• [Your assignment]
I need only the number of lines in this data that contain the string "salary".

• [Task material]
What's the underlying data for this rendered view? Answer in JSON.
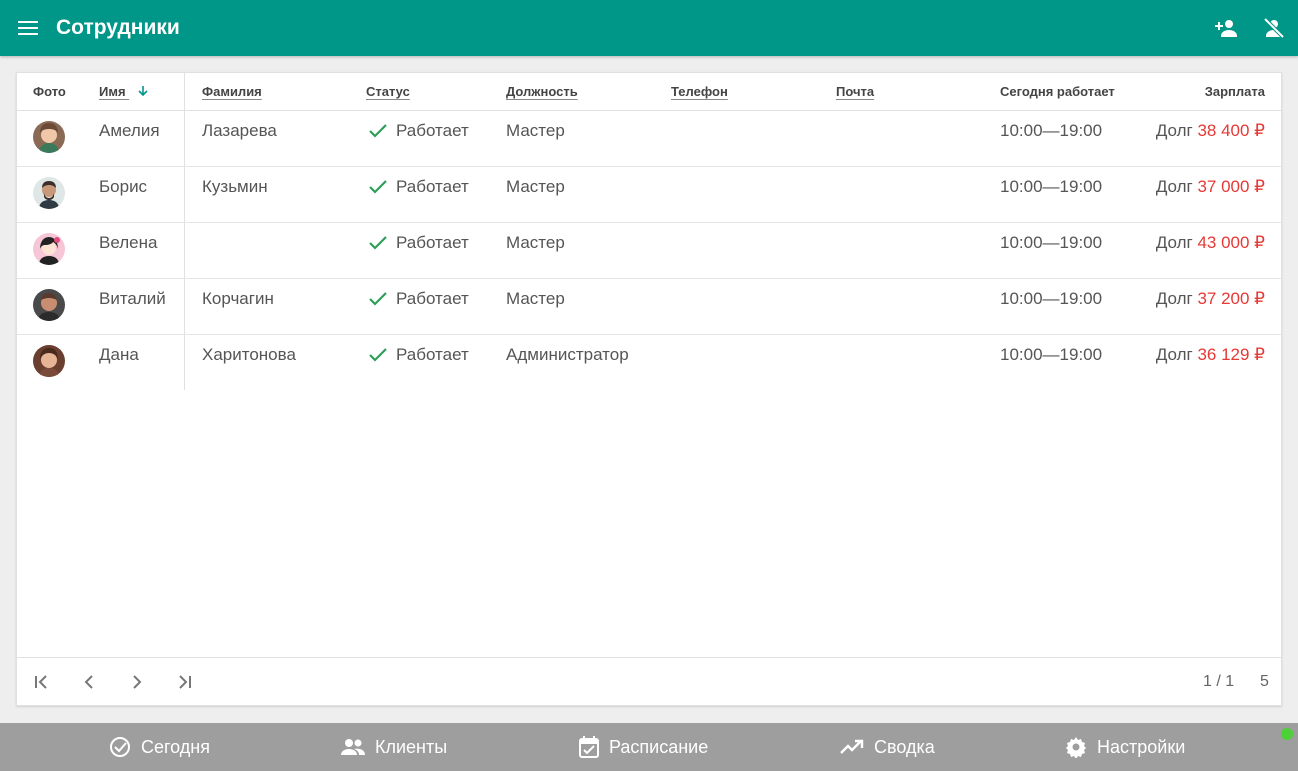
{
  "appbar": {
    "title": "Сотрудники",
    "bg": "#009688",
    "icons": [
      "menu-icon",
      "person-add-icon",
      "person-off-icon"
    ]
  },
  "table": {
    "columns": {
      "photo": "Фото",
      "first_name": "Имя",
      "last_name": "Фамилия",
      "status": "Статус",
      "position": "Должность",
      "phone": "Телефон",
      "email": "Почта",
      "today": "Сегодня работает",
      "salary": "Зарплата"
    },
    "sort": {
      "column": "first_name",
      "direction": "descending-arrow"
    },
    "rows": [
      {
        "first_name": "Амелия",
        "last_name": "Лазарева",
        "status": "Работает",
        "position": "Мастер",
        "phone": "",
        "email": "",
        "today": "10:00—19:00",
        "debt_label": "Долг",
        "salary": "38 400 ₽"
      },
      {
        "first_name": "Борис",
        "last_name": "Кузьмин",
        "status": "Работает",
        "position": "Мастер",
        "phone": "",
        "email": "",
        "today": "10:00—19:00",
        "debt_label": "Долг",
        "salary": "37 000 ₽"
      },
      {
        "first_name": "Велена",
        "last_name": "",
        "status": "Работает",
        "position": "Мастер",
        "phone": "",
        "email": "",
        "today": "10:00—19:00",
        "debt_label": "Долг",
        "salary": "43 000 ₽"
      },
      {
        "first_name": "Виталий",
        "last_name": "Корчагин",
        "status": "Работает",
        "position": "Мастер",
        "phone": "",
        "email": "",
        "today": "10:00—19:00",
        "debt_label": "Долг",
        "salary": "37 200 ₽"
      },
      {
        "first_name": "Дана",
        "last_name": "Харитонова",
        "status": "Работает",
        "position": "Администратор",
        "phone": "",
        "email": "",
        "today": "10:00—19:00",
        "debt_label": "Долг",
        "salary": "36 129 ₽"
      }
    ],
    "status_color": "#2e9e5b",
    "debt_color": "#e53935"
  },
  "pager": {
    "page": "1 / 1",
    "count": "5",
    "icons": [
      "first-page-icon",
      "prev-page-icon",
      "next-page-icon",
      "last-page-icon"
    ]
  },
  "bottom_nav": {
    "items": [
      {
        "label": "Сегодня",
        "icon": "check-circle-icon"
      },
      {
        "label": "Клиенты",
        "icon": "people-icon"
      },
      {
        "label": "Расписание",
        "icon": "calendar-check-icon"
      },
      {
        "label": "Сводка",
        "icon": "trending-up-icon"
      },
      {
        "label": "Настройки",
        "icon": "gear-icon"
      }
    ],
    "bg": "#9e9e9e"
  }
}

• [Solution to this exercise]
6